Officials with ARUP laboratories confirmed on Tuesday that the lab hopes to increase its ability to process 15,000 COVID-19 PCR tests per day soon. Officials said ARUP, which partners with the University of Utah Health, is not conducting antigen testing and does not plan to do so.

Intermountain Healthcare and Test Utah, two other large test providers in Utah, are also not conducting antigen testing for the public. Officials said antigen testing is being used for COVID-19 symptomatic patients in emergency departments and labor and delivery centers.

New cases

Wednesday’s coronavirus cases were confirmed with an 18.1% positive rate out of 4,119 trials. They bring out the state’s total cases as epidemic trials of 59,747 out of 729,731 people began, a positive rate of about 8.2%.

The rolling seven-day average for new cases is now 585 per day, and the average positive test rate is 11.1%. Currently, Utah has 115 hospitalized patients with COVID-19, 13 fewer than on Tuesday. Since the outbreak’s onset, 3,381 people in Utah have been hospitalized with COVID-19.

Utah County cases – 41% of the total – overtook Salt Lake County again on Wednesday.

A high percentage of Utah’s new cases are in the 15-24 age group as college has resumed. Health officials said the group accounted for 38% of the state’s new cases on Wednesday.

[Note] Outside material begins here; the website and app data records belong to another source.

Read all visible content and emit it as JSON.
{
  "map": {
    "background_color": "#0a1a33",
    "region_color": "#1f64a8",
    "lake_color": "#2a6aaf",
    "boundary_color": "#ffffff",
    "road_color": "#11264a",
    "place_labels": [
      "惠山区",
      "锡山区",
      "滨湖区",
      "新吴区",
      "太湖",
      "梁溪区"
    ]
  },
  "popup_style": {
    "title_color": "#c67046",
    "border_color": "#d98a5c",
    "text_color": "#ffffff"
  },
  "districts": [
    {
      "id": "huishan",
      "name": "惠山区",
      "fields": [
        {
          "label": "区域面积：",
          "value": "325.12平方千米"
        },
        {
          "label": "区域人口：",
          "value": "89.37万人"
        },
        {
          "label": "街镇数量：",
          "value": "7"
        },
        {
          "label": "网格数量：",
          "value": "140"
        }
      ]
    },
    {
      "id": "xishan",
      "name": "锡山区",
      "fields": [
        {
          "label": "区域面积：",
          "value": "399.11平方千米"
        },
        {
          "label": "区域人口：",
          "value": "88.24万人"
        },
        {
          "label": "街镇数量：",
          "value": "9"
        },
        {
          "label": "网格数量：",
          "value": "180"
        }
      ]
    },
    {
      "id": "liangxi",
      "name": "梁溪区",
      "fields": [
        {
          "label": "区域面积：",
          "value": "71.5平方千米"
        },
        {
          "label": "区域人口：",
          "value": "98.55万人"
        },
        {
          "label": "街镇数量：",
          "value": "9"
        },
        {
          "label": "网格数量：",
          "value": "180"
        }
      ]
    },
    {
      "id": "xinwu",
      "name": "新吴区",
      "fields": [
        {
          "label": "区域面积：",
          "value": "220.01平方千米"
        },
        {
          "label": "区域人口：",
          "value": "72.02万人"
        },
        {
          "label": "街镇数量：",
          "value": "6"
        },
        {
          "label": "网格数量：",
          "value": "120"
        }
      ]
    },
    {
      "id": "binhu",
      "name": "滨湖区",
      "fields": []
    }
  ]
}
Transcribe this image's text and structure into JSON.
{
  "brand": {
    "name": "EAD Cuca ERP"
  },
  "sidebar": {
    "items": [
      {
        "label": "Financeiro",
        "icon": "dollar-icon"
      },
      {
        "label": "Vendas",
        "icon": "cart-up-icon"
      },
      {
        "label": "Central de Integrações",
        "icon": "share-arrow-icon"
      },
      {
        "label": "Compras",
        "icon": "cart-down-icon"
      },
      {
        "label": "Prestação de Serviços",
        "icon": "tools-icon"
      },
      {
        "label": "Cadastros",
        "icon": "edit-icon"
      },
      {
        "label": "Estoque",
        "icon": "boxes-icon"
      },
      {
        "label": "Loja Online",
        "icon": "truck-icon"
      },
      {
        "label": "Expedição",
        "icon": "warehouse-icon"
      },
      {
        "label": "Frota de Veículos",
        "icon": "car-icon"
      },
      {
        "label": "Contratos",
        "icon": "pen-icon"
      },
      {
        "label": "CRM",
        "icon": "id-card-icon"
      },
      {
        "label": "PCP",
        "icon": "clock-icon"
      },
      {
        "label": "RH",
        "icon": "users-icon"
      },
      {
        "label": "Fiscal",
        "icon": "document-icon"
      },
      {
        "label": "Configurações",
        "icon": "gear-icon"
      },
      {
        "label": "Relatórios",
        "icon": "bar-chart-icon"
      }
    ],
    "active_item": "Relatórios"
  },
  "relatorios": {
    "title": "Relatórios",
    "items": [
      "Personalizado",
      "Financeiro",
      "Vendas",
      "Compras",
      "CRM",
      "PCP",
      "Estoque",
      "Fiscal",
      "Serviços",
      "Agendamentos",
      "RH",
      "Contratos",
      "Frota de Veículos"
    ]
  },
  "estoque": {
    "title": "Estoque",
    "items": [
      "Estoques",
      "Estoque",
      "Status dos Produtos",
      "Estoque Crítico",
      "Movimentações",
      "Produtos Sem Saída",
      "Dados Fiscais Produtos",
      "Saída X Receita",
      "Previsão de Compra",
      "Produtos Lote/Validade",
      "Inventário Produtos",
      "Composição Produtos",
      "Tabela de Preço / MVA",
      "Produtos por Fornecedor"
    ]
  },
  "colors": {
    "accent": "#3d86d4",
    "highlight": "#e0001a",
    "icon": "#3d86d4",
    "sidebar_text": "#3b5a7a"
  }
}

On Tuesday, Utah Valley University updated its self-reported case count for 151 students and 47 staff and faculty members, while Brigham Young University reported 330 active cases and 230 cases to be isolated. The University of Utah has confirmed 241 cases on its campus as of Tuesday.

The death reported Wednesday was that of an 85-year-old man from Salt Lake County who was not hospitalized when he died. The state died 437 by his death.

About 49,700 of Utah cases are recovered after three weeks of living since their diagnosis, meaning approximately 9,600 cases remain active.

New COVID-19 cases reported Wednesday by health districts across Utah:

  • Utah County, 309.
  • Salt Lake County, 272.
  • Davis County, 46.
  • Bear River (Box Elder, Cash, Rich), 38.
  • Weber-Morgan, 37.
  • Southwestern Utah, 23.
  • Toukele County, 7.
  • Wasatch County, 6.
  • Central Utah, ४.
  • Summit County, 2.
  • Tricounty (Uinta Basin), 2.
  • Southeast Utah, 1.
  • San Juan County, 0.